This active trading approach aims to profit from temporary price movements by entering trades at extreme points and anticipating a return to normalcy.

Applying the mean reversion approach requires careful analysis of market trends and volatility indicators, allowing traders to capitalize on fear and greed in trading. While this strategy offers potential for profits through short-term fluctuations, it also carries risks if not executed with proper risk management techniques.

Potential for profits

After identifying overbought and oversold markets with the Rubber Band Trading Strategy, traders can capitalize on potential profits by strategically executing long or short orders.

By utilizing key indicators like Moving Averages, Bollinger Bands, and RSI to gauge market trends and volatility, traders have the opportunity to enter and exit positions at optimal times.

This active trading approach allows for effective risk management and aims to leverage market dynamics for profitable outcomes.

Potential risks and drawbacks

Potential risks and drawbacks of the Rubber Band trading strategy include increased exposure to market volatility, leading to higher risk levels. Traders may also encounter false signals when attempting to gauge market trends, potentially resulting in financial losses.

Additionally, over-reliance on technical indicators such as Moving Averages, Bollinger Bands, and RSI could limit a trader’s ability to adapt to rapidly changing market conditions.
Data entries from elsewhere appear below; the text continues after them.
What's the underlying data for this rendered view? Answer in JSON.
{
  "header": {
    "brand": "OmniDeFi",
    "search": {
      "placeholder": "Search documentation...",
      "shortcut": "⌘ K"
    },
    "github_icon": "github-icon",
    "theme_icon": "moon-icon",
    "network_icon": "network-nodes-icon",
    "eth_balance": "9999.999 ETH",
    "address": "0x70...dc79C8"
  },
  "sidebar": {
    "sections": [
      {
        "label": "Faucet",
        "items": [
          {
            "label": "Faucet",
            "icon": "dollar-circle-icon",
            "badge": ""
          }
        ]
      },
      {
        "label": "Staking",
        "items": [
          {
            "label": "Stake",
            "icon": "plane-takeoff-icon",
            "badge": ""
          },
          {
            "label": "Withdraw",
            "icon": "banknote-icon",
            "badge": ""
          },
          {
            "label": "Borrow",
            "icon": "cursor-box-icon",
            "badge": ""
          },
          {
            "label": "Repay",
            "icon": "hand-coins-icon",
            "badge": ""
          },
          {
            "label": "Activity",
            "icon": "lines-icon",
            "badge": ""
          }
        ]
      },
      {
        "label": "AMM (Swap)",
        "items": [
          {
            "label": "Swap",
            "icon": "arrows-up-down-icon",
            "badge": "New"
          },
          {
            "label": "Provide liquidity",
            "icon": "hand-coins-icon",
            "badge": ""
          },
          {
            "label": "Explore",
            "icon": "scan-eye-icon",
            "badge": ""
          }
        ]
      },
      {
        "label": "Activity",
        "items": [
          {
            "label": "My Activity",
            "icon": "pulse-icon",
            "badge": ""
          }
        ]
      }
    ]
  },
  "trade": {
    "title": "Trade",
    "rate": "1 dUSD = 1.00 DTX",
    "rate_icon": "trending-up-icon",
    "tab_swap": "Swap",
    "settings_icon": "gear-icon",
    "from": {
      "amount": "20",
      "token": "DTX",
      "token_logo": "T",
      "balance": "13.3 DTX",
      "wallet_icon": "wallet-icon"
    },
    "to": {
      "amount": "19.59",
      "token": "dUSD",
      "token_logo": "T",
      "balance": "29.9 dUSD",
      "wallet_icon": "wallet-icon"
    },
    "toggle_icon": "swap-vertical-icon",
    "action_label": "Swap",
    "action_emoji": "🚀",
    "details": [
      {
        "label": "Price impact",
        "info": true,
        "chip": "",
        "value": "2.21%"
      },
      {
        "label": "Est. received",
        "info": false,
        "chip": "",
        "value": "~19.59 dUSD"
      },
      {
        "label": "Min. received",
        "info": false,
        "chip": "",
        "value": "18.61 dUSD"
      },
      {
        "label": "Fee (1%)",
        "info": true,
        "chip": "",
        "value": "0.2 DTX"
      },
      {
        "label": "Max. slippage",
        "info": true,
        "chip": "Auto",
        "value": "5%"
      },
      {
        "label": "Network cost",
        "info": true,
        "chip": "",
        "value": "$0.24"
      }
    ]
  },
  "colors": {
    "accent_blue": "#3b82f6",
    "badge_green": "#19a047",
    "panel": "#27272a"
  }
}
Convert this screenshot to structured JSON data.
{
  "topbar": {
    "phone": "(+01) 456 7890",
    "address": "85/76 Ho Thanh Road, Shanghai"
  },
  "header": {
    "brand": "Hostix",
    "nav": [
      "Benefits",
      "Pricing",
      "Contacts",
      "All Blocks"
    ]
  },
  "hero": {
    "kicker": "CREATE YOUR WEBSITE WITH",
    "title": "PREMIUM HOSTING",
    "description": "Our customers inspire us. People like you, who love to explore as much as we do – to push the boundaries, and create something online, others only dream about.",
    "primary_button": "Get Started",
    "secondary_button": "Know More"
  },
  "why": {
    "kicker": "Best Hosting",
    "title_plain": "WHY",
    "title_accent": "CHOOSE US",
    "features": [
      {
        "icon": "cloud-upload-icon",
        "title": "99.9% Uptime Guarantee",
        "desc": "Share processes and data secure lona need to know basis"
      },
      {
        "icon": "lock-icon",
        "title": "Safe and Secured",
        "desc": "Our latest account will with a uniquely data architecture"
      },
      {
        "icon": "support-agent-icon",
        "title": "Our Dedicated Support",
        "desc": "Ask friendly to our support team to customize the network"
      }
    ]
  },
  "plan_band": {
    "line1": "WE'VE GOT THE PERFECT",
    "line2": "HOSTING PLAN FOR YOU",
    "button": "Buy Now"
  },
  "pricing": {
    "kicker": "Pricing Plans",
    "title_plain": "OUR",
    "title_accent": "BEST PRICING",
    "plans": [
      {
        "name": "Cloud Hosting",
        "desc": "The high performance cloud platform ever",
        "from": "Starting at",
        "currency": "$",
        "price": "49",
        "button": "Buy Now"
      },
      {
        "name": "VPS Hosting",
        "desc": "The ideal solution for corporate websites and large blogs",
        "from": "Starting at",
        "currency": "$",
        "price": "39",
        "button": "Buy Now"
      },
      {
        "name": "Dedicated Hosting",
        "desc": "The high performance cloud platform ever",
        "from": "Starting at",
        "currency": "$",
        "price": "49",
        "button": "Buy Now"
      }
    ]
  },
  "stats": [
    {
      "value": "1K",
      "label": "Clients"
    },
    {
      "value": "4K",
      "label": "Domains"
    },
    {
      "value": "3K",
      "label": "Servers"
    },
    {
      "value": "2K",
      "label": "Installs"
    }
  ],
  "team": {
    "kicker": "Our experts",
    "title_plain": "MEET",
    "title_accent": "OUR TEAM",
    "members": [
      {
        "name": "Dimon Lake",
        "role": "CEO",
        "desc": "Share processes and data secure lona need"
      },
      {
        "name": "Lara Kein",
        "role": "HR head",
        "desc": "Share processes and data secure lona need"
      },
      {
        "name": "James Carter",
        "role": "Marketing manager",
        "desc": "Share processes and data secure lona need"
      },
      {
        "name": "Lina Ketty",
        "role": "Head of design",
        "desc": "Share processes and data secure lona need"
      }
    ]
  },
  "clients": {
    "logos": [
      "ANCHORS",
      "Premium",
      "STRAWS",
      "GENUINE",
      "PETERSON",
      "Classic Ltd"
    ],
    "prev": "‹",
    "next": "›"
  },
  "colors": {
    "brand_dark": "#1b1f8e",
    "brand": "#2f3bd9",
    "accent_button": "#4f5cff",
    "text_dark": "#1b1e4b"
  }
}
The strategy’s mean reversion approach can result in missed opportunities during prolonged trending markets and also poses the risk of entering trades too early or too late. Moreover, without effective risk management practices in place, traders using this method may face challenges in preserving their capital amid fluctuating market conditions.


In conclusion, the Rubber Band Stocks Strategy offers a straightforward approach to trading stocks. Traders can utilize trend gauging methods and volatility indicators to identify overbought and oversold markets.

By understanding fear and greed in trading, traders can execute long and short orders effectively. Implementing risk management is crucial for successful execution of this active trading approach.

Click to rate this post!
[Total: 0 Average: 0]

Leave a comment

Your email address will not be published. Required fields are marked *